NEW DELHI: The Supreme Court on Friday dismissed a plea that alleged that the design of the national emblem atop the new Parliament building violates the State Emblem of India (Prohibition Against Improper Use) Act, 2005.
The apex court also did not agree with the submission that the lions there appear to be more aggressive, saying the impression depends on the mind of the person.
The petition came up for hearing before a bench of Justices M R Shah and Krishna Murari which observed that it cannot be said that the national emblem installed there is violative of the 2005 Act.

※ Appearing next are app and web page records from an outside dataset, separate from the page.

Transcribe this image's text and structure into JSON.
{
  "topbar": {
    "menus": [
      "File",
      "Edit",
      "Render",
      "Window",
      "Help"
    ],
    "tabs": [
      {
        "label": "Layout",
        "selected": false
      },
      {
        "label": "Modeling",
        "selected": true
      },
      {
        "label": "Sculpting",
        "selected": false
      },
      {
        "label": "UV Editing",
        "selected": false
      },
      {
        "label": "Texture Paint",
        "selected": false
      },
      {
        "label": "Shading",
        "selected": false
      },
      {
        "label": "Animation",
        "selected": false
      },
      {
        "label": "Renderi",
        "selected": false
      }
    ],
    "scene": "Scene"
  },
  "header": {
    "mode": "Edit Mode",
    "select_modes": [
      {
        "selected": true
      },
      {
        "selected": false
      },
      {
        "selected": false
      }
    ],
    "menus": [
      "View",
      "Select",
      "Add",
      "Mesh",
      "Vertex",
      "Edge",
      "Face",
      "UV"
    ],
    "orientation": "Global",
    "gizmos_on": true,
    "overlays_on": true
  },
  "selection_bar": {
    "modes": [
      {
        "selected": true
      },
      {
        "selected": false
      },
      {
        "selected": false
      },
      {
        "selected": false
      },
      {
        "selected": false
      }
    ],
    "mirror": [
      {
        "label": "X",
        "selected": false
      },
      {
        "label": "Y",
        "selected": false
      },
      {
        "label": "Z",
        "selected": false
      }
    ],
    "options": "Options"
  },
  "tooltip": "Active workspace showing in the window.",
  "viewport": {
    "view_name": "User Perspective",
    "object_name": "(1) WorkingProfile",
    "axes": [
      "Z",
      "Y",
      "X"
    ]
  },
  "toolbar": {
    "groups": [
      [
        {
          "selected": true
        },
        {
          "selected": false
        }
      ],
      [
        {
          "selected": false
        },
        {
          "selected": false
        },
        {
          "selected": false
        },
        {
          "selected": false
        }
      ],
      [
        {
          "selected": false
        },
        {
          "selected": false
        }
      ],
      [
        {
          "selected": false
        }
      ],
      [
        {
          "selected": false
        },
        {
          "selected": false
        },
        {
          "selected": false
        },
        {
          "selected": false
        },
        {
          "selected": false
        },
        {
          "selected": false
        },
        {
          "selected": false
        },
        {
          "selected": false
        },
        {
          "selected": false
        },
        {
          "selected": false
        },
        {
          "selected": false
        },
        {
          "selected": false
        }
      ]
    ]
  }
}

The petition, filed by advocates Aldanish Rein and Ramesh Kumar Mishra, had submitted that the lions portrayed in the national emblem appeared to be ''ferocious and aggressive'' with their ''mouth open and canine visible''.
It had claimed that the change in the design of the State emblem is manifestly arbitrary.
The state emblem of India is an adaptation from the Sarnath Lion Capital of Emperor Ashoka which is preserved in the Sarnath Museum. The Lion Capital has four lions mounted back to back on a circular abacus.
Opposition members and activists have accused the government of distorting the national emblem by replacing the ''graceful and regally confident'' Ashoka lions with those having menacing and aggressive postures and sought immediate change.
Prime Minister Narendra Modi on July 11 unveiled the national emblem cast on the roof of the new Parliament building and also attended a religious ceremony at the site.